Check each line of the data for "JSON", and copy the ones that have it.

[Recorded data]
━━━━━━

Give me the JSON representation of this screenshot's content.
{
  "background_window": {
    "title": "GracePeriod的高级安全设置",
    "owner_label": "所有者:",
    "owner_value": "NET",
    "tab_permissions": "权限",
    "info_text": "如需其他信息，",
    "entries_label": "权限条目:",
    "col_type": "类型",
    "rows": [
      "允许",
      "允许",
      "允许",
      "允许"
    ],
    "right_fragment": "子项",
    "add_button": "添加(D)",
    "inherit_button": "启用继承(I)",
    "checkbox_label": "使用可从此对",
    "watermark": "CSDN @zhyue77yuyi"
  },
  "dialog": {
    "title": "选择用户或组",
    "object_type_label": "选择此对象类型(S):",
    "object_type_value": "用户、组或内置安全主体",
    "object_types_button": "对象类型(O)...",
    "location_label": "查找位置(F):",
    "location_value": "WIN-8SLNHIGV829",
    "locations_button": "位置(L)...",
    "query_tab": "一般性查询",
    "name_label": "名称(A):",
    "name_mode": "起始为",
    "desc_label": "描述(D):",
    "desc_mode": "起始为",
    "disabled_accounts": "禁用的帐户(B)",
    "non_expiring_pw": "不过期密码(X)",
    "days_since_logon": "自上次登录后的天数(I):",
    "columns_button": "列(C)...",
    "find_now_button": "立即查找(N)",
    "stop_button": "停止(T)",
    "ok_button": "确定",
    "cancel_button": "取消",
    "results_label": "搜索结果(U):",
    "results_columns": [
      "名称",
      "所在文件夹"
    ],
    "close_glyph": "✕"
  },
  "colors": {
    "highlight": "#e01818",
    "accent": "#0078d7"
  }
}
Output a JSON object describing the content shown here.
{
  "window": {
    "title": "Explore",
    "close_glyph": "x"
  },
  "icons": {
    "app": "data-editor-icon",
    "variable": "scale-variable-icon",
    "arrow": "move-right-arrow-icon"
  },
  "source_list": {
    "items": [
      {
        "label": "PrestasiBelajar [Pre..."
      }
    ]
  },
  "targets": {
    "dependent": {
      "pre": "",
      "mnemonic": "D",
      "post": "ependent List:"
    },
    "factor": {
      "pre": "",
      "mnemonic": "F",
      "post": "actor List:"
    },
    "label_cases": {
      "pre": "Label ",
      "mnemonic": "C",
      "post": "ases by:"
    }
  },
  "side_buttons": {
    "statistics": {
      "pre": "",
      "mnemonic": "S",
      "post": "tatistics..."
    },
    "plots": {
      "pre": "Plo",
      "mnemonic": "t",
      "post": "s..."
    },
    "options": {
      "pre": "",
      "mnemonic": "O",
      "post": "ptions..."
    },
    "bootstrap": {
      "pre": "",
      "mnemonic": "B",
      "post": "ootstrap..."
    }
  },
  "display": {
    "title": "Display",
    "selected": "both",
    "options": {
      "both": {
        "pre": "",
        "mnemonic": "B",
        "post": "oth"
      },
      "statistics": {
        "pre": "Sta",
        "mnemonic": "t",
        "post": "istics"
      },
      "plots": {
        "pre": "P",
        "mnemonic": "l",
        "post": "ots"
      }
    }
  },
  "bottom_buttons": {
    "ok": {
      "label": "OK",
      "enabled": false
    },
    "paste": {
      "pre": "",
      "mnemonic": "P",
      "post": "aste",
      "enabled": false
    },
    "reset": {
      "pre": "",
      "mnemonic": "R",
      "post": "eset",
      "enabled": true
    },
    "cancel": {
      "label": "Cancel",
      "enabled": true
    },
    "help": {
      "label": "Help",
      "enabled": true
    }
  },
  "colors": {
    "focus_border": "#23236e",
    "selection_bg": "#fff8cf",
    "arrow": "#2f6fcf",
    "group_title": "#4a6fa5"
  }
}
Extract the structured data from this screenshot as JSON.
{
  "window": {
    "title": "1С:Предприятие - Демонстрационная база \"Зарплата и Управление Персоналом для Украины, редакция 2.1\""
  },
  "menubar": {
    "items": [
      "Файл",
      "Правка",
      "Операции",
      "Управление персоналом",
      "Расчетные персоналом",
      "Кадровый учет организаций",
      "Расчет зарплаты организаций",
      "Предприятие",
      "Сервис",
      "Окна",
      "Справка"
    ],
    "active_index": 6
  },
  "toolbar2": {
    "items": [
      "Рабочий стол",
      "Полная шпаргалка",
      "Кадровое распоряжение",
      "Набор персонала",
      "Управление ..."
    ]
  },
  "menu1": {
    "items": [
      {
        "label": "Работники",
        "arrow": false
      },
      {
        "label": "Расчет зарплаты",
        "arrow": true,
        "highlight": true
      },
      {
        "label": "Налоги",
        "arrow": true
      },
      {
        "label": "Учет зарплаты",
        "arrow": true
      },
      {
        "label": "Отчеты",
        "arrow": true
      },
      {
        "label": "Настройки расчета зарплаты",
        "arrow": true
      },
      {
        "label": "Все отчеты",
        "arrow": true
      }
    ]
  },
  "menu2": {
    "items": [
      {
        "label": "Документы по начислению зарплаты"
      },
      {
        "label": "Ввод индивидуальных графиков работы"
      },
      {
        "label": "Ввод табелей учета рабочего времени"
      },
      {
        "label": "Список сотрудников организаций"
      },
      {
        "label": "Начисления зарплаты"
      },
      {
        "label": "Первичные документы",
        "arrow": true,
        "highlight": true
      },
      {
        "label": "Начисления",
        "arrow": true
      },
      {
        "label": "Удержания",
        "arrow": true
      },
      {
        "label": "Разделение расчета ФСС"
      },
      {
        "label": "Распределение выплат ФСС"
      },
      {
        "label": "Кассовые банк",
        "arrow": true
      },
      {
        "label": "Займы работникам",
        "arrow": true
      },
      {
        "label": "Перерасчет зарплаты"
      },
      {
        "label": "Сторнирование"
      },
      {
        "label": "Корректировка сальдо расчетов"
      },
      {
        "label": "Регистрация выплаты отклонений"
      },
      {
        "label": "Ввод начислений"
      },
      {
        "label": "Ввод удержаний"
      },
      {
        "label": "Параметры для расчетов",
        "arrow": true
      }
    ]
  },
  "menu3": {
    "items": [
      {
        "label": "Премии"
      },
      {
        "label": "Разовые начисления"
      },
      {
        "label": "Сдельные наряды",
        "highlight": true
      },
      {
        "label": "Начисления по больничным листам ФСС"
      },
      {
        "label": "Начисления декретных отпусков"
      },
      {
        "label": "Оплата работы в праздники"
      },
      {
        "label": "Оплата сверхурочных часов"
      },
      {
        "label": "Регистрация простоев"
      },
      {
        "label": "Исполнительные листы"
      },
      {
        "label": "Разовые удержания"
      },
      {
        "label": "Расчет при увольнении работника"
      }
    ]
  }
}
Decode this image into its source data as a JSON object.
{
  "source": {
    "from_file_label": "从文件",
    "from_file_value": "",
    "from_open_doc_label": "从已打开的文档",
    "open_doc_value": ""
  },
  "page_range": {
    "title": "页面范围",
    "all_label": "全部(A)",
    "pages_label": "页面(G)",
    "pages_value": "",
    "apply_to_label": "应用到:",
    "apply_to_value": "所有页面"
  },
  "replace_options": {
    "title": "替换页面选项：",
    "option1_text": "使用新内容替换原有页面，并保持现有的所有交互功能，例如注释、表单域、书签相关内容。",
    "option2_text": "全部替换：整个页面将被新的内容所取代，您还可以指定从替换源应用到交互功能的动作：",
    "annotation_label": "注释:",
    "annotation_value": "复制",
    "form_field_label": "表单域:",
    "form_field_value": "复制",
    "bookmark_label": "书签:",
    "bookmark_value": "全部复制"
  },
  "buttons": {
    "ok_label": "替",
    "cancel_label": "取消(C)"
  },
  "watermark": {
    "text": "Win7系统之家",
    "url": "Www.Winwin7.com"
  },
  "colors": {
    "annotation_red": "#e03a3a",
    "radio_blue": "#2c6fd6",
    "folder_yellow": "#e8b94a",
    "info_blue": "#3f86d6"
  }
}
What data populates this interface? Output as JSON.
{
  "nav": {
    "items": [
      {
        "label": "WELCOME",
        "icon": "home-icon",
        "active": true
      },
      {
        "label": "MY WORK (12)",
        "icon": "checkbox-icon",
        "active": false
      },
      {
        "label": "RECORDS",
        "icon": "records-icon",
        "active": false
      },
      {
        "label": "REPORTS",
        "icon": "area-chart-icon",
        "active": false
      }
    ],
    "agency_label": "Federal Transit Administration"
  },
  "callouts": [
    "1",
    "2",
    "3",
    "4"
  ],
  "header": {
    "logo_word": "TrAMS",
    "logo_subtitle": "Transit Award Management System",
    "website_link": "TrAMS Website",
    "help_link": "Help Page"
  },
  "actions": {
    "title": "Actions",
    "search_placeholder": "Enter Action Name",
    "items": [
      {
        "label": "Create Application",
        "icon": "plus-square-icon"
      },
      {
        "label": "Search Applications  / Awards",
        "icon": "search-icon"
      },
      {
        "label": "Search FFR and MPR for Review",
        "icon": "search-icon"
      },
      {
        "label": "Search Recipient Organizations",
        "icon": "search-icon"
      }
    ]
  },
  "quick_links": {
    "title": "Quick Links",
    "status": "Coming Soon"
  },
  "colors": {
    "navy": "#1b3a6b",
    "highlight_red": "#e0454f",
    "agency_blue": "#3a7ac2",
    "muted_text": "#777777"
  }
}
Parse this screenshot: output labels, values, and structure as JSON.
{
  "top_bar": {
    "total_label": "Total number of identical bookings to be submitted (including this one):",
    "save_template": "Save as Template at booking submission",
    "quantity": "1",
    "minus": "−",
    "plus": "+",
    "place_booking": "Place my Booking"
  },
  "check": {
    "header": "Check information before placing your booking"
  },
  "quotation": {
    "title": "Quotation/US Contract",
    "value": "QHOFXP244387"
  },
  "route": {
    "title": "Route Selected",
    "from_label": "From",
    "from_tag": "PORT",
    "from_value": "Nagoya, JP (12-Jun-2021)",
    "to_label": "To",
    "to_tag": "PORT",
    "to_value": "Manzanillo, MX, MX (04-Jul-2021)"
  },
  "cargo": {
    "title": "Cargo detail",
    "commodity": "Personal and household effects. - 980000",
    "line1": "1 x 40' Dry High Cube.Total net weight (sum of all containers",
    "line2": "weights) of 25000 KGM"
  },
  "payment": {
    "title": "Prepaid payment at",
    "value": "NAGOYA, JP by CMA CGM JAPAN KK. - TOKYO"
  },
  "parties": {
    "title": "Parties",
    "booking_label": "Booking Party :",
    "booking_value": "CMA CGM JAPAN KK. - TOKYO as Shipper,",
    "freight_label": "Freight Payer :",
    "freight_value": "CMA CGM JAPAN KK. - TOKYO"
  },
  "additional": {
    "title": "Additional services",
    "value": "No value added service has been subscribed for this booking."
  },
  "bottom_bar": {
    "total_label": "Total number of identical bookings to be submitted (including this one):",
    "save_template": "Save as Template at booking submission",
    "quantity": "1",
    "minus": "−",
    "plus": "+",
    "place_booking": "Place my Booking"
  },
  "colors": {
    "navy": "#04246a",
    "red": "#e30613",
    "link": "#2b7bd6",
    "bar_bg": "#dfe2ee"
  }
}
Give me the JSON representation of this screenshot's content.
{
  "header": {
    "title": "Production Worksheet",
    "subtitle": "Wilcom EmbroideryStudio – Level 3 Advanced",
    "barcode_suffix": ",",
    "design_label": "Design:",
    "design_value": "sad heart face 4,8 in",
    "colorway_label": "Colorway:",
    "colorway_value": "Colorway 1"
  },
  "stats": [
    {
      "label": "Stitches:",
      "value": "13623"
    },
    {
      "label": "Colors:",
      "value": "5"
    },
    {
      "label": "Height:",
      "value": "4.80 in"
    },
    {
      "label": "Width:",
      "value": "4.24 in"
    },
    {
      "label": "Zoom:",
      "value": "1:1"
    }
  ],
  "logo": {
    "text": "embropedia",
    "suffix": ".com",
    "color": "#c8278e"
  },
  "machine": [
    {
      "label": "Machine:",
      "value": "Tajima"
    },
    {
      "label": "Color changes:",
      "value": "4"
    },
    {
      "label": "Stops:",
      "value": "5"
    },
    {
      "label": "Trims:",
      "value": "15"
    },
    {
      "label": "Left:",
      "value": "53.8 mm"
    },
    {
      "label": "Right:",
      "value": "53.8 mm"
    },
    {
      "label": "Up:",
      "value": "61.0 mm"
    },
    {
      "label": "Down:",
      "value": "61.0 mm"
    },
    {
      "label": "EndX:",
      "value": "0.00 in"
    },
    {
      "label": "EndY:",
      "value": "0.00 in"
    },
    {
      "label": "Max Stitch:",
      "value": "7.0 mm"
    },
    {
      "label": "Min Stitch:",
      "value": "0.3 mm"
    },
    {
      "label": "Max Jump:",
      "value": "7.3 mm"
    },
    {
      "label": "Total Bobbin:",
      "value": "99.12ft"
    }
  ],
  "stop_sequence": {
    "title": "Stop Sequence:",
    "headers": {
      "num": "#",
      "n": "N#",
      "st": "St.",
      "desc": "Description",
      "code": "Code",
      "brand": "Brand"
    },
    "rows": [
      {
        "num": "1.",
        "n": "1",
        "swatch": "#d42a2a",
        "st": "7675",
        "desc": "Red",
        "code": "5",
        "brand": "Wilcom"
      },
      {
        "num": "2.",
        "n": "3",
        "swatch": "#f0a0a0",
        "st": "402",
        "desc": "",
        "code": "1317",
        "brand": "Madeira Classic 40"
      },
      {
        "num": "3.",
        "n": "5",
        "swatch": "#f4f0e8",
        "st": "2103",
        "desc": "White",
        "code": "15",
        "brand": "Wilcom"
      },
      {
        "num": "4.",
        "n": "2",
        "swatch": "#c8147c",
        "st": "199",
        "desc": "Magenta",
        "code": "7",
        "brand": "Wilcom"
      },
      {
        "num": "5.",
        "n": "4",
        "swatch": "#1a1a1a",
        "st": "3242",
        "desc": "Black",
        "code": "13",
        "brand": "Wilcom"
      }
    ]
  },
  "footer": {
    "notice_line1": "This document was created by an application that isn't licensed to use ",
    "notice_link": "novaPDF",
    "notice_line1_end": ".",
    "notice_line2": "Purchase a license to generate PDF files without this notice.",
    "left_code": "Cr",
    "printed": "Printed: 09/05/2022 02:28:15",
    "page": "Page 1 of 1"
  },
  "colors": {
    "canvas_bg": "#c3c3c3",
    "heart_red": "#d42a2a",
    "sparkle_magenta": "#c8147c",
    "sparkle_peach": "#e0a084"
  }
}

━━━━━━

■ **TASK ANSWER**
Give me the JSON representation of this screenshot's content.
Output a JSON object describing the content shown here.
Extract the structured data from this screenshot as JSON.
Decode this image into its source data as a JSON object.
What data populates this interface? Output as JSON.
Parse this screenshot: output labels, values, and structure as JSON.
Give me the JSON representation of this screenshot's content.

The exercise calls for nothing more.